** Exercise **
Search the material below for the word "Exceptions" and copy every line in which it occurs.

** Extracted data **
Start of Block

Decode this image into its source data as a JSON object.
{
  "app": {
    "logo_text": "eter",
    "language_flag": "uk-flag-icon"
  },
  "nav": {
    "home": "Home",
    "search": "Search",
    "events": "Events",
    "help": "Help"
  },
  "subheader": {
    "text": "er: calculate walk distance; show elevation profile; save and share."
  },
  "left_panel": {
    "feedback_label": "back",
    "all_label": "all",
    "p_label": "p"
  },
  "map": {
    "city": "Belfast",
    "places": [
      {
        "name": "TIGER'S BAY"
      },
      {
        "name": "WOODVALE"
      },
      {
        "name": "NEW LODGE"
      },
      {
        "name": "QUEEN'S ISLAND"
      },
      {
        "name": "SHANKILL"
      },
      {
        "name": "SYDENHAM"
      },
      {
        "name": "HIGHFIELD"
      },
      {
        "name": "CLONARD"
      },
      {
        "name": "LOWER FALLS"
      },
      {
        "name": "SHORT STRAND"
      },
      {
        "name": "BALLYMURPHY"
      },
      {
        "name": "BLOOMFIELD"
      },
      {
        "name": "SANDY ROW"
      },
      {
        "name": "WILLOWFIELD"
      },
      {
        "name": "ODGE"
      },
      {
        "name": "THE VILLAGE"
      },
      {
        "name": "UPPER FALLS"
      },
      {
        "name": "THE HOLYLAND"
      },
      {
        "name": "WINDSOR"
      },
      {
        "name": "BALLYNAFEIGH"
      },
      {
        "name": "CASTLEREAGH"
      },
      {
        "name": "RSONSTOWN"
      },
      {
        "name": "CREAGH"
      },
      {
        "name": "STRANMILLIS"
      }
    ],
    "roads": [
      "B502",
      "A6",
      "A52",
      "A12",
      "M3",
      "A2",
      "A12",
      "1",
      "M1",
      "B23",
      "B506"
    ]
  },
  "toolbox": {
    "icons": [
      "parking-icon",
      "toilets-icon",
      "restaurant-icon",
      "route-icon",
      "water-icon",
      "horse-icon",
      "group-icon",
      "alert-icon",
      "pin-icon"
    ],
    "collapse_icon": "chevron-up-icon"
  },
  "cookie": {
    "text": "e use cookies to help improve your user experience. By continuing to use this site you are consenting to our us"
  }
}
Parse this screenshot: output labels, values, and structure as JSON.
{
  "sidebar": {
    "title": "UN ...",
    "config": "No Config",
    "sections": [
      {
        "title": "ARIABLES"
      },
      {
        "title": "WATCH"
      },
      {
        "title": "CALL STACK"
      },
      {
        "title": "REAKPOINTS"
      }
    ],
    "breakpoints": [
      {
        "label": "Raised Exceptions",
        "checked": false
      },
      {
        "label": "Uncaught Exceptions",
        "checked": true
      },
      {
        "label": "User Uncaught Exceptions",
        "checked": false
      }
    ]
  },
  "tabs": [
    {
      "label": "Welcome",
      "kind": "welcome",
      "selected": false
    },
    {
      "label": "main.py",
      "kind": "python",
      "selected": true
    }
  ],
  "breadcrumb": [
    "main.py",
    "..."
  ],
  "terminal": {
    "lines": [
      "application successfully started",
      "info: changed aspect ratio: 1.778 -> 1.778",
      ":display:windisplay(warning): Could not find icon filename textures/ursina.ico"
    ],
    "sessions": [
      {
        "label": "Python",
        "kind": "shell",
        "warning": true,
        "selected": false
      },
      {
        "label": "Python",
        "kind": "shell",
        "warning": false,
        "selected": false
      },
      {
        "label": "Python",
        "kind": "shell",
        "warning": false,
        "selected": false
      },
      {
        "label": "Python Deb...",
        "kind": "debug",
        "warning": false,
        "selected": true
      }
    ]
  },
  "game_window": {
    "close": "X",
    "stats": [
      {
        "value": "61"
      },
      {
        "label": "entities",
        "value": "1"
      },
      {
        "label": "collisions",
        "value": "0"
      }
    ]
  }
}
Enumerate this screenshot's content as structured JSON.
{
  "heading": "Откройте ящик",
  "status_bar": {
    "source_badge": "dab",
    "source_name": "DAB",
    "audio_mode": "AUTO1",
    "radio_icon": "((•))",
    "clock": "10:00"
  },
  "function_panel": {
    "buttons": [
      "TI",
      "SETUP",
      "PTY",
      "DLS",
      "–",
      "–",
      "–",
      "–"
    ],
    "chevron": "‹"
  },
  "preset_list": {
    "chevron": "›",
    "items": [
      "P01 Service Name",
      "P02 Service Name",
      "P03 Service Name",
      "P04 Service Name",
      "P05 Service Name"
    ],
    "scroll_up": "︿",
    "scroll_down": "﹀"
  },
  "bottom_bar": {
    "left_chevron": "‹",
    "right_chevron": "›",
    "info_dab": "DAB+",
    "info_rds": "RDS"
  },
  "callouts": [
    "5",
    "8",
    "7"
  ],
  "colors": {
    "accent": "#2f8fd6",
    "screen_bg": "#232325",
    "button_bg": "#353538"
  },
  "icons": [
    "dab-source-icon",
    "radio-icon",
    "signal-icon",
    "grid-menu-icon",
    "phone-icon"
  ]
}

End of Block

** Response to the task **
        "label": "Raised Exceptions",
        "label": "Uncaught Exceptions",
        "label": "User Uncaught Exceptions",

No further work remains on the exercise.